5 myths about kidney donation
Think you don’t have the time, money or courage to give a kidney? Think again.
By Dr. Michael Marvin, Chair of Transplantation and Liver Surgery at Geisinger Medical Center
When it comes to donating a kidney, you’ve probably heard conflicting information about the process. Whether you’re considering donating or you’re just trying to learn more, here’s what you need to know.
Myth #1: Only young people can donate a kidney
There’s no absolute age limit for adult donors, and we welcome “older” donors who want to help save a life. Requirements to be a kidney donor include:
- Being 18 or older
- Being in good health with no chronic medical conditions
- Having normal kidney function
Younger donors are typically matched with younger recipients. If you’re older and you’d like to donate to someone younger but would be willing to donate to someone else, we can find you a more suitable match.
This program, called donor exchange, pairs donors with a better match and finds a new match for you. Your transplant team will help coordinate this.
Myth #2: You have to be related to someone to give them your kidney
You don’t have to be related to someone to donate. In fact, many donors aren’t a match for their family members.
Before you can start the process, you’ll undergo testing to determine if you’re a match. Pre-donation testing may include:
- Physical exam
- Chest X-ray
- Cancer screening
- Urine testing
To be a match, you need to have a compatible:
- Blood type — If you have type O blood, you can give to anyone regardless of their blood type (O, A, B or AB). If you have type A, B or AB blood, you can give to someone with the same blood group or someone with blood type AB. Recipients with type AB blood can get a kidney from all blood types.

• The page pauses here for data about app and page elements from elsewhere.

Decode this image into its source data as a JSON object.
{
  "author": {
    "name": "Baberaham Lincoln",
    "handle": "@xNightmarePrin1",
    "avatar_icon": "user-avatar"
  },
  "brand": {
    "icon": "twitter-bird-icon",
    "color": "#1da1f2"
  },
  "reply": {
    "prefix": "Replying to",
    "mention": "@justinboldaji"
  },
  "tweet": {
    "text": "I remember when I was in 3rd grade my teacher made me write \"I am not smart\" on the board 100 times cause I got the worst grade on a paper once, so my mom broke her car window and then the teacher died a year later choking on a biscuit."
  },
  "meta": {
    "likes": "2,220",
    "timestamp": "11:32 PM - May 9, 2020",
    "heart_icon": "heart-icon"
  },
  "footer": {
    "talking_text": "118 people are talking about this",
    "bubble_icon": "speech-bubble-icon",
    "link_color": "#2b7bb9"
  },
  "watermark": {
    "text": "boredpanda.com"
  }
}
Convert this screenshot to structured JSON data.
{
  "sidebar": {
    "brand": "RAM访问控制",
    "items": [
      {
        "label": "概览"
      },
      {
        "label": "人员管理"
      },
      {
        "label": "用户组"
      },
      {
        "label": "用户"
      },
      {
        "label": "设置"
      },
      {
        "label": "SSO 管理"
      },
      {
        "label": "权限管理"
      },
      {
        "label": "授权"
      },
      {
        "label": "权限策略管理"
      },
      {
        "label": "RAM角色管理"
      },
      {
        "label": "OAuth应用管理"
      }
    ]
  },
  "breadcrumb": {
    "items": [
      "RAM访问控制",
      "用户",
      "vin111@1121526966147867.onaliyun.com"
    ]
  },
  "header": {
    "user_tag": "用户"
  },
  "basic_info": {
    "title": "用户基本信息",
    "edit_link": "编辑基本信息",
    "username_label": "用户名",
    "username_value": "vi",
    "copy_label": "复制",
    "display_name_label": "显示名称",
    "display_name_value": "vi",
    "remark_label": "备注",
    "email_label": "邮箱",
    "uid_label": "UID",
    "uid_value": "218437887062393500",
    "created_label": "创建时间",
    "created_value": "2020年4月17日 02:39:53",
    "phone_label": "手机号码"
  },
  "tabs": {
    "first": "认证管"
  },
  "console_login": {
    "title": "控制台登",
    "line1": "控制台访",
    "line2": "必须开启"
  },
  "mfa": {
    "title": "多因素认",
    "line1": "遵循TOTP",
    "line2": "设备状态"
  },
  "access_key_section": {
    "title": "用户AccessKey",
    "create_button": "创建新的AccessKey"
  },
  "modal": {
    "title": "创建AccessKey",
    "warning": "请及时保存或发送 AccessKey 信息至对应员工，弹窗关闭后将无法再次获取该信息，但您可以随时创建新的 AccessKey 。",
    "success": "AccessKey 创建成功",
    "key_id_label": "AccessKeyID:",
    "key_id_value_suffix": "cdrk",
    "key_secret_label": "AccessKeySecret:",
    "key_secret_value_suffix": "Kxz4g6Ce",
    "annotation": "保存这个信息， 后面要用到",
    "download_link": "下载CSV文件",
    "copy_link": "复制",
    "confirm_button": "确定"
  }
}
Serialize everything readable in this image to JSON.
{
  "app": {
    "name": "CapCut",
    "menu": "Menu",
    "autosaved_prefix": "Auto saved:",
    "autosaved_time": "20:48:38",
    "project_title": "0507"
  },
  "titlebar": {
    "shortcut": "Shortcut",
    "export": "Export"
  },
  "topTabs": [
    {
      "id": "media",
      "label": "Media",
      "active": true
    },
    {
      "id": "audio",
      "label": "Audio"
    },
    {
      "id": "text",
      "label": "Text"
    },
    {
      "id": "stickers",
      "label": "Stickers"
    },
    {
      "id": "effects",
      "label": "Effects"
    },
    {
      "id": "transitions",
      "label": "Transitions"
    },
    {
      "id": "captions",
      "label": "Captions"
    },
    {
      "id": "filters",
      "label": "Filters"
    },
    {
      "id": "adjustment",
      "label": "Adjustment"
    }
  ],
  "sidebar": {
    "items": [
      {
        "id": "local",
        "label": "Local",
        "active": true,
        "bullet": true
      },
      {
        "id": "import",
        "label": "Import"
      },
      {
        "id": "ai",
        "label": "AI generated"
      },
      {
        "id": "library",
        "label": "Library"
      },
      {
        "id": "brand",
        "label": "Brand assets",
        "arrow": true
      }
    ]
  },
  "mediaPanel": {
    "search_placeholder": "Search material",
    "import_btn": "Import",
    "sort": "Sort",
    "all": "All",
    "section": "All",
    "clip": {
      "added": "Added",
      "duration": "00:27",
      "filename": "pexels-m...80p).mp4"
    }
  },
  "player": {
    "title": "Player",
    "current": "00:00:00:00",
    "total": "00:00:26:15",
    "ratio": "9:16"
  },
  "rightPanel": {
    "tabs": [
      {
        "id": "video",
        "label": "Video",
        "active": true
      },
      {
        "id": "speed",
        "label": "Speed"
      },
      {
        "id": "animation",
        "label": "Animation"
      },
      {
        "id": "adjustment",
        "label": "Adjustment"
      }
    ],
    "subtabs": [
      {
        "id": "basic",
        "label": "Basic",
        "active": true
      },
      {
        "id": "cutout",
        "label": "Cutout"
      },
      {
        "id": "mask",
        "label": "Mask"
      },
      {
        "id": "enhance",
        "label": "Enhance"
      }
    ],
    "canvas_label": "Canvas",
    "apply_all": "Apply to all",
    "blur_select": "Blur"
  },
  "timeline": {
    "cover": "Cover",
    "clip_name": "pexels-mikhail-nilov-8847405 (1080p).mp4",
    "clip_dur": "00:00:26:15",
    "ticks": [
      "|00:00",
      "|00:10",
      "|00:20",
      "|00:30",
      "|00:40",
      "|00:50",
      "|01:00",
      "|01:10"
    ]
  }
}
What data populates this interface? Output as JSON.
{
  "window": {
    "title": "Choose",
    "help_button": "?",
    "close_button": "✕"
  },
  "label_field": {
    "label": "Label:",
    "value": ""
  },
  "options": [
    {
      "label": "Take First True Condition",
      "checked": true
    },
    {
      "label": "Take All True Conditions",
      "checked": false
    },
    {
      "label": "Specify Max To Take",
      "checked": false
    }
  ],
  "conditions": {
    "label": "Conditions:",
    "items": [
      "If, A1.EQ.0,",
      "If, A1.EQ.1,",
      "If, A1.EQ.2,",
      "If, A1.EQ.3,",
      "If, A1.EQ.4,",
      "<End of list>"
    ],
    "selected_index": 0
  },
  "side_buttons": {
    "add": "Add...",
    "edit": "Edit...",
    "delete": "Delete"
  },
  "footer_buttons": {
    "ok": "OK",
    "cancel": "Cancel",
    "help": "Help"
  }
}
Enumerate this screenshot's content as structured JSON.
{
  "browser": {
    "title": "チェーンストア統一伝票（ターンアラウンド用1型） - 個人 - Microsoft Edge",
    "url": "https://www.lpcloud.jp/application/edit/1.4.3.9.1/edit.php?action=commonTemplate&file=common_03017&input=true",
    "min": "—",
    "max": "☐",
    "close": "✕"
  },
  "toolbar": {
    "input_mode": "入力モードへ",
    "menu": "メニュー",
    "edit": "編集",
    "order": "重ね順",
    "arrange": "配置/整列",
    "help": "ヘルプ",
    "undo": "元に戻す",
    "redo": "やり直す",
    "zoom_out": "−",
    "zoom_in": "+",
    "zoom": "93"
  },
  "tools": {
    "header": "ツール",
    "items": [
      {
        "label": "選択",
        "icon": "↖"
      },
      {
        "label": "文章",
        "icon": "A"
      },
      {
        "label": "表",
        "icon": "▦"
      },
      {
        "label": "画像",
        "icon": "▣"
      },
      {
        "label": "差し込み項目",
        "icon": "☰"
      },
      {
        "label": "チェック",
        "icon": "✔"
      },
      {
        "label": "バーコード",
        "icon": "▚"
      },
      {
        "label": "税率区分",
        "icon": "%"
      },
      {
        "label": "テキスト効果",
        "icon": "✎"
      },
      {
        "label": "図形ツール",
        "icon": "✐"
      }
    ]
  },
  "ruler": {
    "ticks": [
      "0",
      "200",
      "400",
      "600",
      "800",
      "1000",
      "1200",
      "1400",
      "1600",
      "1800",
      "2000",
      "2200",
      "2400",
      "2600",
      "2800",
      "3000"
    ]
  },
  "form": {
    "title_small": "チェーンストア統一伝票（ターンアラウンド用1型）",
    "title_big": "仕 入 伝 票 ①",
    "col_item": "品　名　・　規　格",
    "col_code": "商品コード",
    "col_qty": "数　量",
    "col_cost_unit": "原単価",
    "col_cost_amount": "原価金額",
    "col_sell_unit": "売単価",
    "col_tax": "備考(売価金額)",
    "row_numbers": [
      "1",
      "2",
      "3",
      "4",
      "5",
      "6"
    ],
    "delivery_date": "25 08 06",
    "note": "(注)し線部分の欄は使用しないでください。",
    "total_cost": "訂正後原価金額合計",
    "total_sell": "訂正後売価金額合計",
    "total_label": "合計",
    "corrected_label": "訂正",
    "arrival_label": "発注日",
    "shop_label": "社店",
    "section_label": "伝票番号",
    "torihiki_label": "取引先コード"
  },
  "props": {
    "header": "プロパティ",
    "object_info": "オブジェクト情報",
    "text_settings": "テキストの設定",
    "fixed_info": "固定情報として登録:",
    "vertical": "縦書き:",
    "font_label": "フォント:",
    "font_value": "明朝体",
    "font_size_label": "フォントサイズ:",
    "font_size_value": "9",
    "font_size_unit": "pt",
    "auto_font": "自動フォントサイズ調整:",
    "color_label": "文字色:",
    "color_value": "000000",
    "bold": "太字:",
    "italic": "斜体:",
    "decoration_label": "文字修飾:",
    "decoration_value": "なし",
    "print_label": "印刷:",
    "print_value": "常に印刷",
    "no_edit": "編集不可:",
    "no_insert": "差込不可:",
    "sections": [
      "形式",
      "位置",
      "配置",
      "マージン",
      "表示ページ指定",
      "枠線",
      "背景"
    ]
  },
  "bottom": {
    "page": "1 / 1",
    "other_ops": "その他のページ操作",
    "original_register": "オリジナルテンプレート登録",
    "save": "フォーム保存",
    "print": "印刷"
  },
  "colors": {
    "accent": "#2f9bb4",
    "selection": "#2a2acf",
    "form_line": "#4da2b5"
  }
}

- Tissue type — During this blood test, the transplant team will check your genetic makeup to see how similar it is to the recipient’s. If it’s similar enough, you’ll be considered a match.
- Cross-matching — During this test, cells from your blood will be mixed with serum from the recipient. After mixing the two samples, a technician will check to see how the recipient’s antibodies react to yours. This determines how well a recipient’s body will react to your donor kidney.
If you’re a match, you can begin the transplant process. If you’re not a match, you can donate to someone else on the kidney transplant waiting list.
Myth #3: Donors have to stay in the hospital for a long time
After donating a kidney, you may only have to stay in the hospital overnight. Most donors stay in the hospital 1-2 days. However, before you can go home, you’ll need to be able to eat, urinate and walk around without too much discomfort.
We use local anesthesia and a combination of non-addicting pain medications after surgery. All so you can more comfortably move around and go home as quickly as possible.
After you leave the hospital, your doctor may recommend a few temporary restrictions. These may include:
- Not lifting anything over 10 pounds
- Limiting strenuous activity like exercise
- Avoiding or limiting driving
Your healthcare provider will work with you to develop a customized aftercare plan.
Myth #4: You’ll need long-term medical care after donating a kidney
After a short recovery, you continue on with life normally and do the things you did before without restrictions or medications. Your transplant team will monitor you for up to two years after your donation. This helps them identify any potential changes in your kidney function and overall health.
Myth #5: Donating a kidney is expensive
All medical costs associated with donation, from your initial workup to care after the transplant, will be covered by the recipient’s insurance. You can discuss costs before the procedure with your transplant team, too.
A living donor assistance program is available to help with costs related to travel and lost wages. The Family Medical Leave Act (FMLA) covers living donation. Ask your doctor for more information.
How to become a kidney donor
The decision to donate a kidney is a personal one. That’s why, if you’re considering live kidney donation, you’ll have an entire team to support you.
If you’d like to become a living kidney donor, start by talking to your healthcare provider. They can help you decide if kidney donation is right for you.
Meet Michael Marvin, MD
Learn about transplants at Geisinger